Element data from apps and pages
-- Opening Marker --

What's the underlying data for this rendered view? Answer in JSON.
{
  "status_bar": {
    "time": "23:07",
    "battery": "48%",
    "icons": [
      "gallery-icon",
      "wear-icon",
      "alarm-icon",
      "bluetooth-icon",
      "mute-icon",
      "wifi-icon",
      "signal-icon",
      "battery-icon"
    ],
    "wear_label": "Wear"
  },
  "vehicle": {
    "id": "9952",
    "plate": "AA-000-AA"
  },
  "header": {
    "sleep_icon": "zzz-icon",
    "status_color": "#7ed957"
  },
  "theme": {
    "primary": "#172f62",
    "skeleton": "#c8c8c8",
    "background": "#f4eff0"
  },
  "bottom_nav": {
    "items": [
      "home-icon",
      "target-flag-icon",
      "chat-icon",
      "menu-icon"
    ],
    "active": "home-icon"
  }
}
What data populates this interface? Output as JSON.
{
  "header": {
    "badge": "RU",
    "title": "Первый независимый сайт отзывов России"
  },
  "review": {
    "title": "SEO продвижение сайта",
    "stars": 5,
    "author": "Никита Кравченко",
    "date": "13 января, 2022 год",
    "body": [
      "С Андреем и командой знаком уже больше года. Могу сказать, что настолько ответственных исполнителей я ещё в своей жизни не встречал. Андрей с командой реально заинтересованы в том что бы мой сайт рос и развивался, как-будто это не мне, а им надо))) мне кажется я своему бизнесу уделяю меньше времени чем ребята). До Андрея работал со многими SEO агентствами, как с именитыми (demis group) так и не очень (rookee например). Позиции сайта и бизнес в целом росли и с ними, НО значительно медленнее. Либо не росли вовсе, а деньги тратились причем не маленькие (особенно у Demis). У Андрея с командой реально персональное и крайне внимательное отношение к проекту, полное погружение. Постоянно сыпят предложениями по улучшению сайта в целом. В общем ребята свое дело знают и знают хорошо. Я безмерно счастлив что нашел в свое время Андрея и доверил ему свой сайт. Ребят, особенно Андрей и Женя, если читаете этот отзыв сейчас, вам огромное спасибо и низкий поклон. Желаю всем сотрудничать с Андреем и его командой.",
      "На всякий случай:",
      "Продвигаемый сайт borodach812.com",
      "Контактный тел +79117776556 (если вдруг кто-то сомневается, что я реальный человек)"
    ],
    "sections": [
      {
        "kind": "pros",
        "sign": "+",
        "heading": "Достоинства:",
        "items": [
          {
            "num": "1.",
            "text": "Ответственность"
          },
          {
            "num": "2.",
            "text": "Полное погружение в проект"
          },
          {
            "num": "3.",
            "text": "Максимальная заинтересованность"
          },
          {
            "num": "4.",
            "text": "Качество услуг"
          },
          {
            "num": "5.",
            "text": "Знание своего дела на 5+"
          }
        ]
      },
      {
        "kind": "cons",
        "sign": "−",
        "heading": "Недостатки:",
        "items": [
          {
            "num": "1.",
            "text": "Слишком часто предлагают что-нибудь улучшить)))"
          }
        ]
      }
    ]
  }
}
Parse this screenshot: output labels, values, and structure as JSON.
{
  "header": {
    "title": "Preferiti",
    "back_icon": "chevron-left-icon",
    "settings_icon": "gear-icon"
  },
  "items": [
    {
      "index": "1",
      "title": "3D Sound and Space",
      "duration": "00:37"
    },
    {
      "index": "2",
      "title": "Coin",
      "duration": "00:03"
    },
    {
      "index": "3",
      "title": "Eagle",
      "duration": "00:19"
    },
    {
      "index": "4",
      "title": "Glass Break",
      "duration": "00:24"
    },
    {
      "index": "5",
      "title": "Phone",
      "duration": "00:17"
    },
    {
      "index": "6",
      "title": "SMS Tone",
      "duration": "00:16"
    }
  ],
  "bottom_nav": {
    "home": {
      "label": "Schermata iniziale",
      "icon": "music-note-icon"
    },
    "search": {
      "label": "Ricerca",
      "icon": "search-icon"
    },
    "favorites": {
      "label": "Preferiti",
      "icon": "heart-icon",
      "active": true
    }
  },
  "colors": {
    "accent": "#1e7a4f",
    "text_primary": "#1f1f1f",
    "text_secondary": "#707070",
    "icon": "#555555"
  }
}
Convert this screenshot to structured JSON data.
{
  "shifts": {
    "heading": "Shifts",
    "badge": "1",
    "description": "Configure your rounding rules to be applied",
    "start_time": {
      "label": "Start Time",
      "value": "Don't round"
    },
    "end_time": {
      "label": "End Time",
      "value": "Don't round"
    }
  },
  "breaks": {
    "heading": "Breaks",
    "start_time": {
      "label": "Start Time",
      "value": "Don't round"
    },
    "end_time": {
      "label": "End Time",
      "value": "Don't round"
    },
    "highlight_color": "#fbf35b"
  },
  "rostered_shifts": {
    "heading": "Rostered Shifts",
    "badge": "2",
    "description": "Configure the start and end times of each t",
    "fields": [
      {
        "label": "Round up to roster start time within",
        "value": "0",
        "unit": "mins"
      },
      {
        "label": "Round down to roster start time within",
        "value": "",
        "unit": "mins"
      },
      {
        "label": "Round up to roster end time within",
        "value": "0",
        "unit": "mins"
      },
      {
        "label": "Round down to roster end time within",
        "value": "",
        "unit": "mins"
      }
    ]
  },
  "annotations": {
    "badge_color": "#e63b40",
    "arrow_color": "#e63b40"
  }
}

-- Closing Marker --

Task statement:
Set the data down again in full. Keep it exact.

Task answer:
What's the underlying data for this rendered view? Answer in JSON.
{
  "status_bar": {
    "time": "23:07",
    "battery": "48%",
    "icons": [
      "gallery-icon",
      "wear-icon",
      "alarm-icon",
      "bluetooth-icon",
      "mute-icon",
      "wifi-icon",
      "signal-icon",
      "battery-icon"
    ],
    "wear_label": "Wear"
  },
  "vehicle": {
    "id": "9952",
    "plate": "AA-000-AA"
  },
  "header": {
    "sleep_icon": "zzz-icon",
    "status_color": "#7ed957"
  },
  "theme": {
    "primary": "#172f62",
    "skeleton": "#c8c8c8",
    "background": "#f4eff0"
  },
  "bottom_nav": {
    "items": [
      "home-icon",
      "target-flag-icon",
      "chat-icon",
      "menu-icon"
    ],
    "active": "home-icon"
  }
}
What data populates this interface? Output as JSON.
{
  "header": {
    "badge": "RU",
    "title": "Первый независимый сайт отзывов России"
  },
  "review": {
    "title": "SEO продвижение сайта",
    "stars": 5,
    "author": "Никита Кравченко",
    "date": "13 января, 2022 год",
    "body": [
      "С Андреем и командой знаком уже больше года. Могу сказать, что настолько ответственных исполнителей я ещё в своей жизни не встречал. Андрей с командой реально заинтересованы в том что бы мой сайт рос и развивался, как-будто это не мне, а им надо))) мне кажется я своему бизнесу уделяю меньше времени чем ребята). До Андрея работал со многими SEO агентствами, как с именитыми (demis group) так и не очень (rookee например). Позиции сайта и бизнес в целом росли и с ними, НО значительно медленнее. Либо не росли вовсе, а деньги тратились причем не маленькие (особенно у Demis). У Андрея с командой реально персональное и крайне внимательное отношение к проекту, полное погружение. Постоянно сыпят предложениями по улучшению сайта в целом. В общем ребята свое дело знают и знают хорошо. Я безмерно счастлив что нашел в свое время Андрея и доверил ему свой сайт. Ребят, особенно Андрей и Женя, если читаете этот отзыв сейчас, вам огромное спасибо и низкий поклон. Желаю всем сотрудничать с Андреем и его командой.",
      "На всякий случай:",
      "Продвигаемый сайт borodach812.com",
      "Контактный тел +79117776556 (если вдруг кто-то сомневается, что я реальный человек)"
    ],
    "sections": [
      {
        "kind": "pros",
        "sign": "+",
        "heading": "Достоинства:",
        "items": [
          {
            "num": "1.",
            "text": "Ответственность"
          },
          {
            "num": "2.",
            "text": "Полное погружение в проект"
          },
          {
            "num": "3.",
            "text": "Максимальная заинтересованность"
          },
          {
            "num": "4.",
            "text": "Качество услуг"
          },
          {
            "num": "5.",
            "text": "Знание своего дела на 5+"
          }
        ]
      },
      {
        "kind": "cons",
        "sign": "−",
        "heading": "Недостатки:",
        "items": [
          {
            "num": "1.",
            "text": "Слишком часто предлагают что-нибудь улучшить)))"
          }
        ]
      }
    ]
  }
}
Parse this screenshot: output labels, values, and structure as JSON.
{
  "header": {
    "title": "Preferiti",
    "back_icon": "chevron-left-icon",
    "settings_icon": "gear-icon"
  },
  "items": [
    {
      "index": "1",
      "title": "3D Sound and Space",
      "duration": "00:37"
    },
    {
      "index": "2",
      "title": "Coin",
      "duration": "00:03"
    },
    {
      "index": "3",
      "title": "Eagle",
      "duration": "00:19"
    },
    {
      "index": "4",
      "title": "Glass Break",
      "duration": "00:24"
    },
    {
      "index": "5",
      "title": "Phone",
      "duration": "00:17"
    },
    {
      "index": "6",
      "title": "SMS Tone",
      "duration": "00:16"
    }
  ],
  "bottom_nav": {
    "home": {
      "label": "Schermata iniziale",
      "icon": "music-note-icon"
    },
    "search": {
      "label": "Ricerca",
      "icon": "search-icon"
    },
    "favorites": {
      "label": "Preferiti",
      "icon": "heart-icon",
      "active": true
    }
  },
  "colors": {
    "accent": "#1e7a4f",
    "text_primary": "#1f1f1f",
    "text_secondary": "#707070",
    "icon": "#555555"
  }
}
Convert this screenshot to structured JSON data.
{
  "shifts": {
    "heading": "Shifts",
    "badge": "1",
    "description": "Configure your rounding rules to be applied",
    "start_time": {
      "label": "Start Time",
      "value": "Don't round"
    },
    "end_time": {
      "label": "End Time",
      "value": "Don't round"
    }
  },
  "breaks": {
    "heading": "Breaks",
    "start_time": {
      "label": "Start Time",
      "value": "Don't round"
    },
    "end_time": {
      "label": "End Time",
      "value": "Don't round"
    },
    "highlight_color": "#fbf35b"
  },
  "rostered_shifts": {
    "heading": "Rostered Shifts",
    "badge": "2",
    "description": "Configure the start and end times of each t",
    "fields": [
      {
        "label": "Round up to roster start time within",
        "value": "0",
        "unit": "mins"
      },
      {
        "label": "Round down to roster start time within",
        "value": "",
        "unit": "mins"
      },
      {
        "label": "Round up to roster end time within",
        "value": "0",
        "unit": "mins"
      },
      {
        "label": "Round down to roster end time within",
        "value": "",
        "unit": "mins"
      }
    ]
  },
  "annotations": {
    "badge_color": "#e63b40",
    "arrow_color": "#e63b40"
  }
}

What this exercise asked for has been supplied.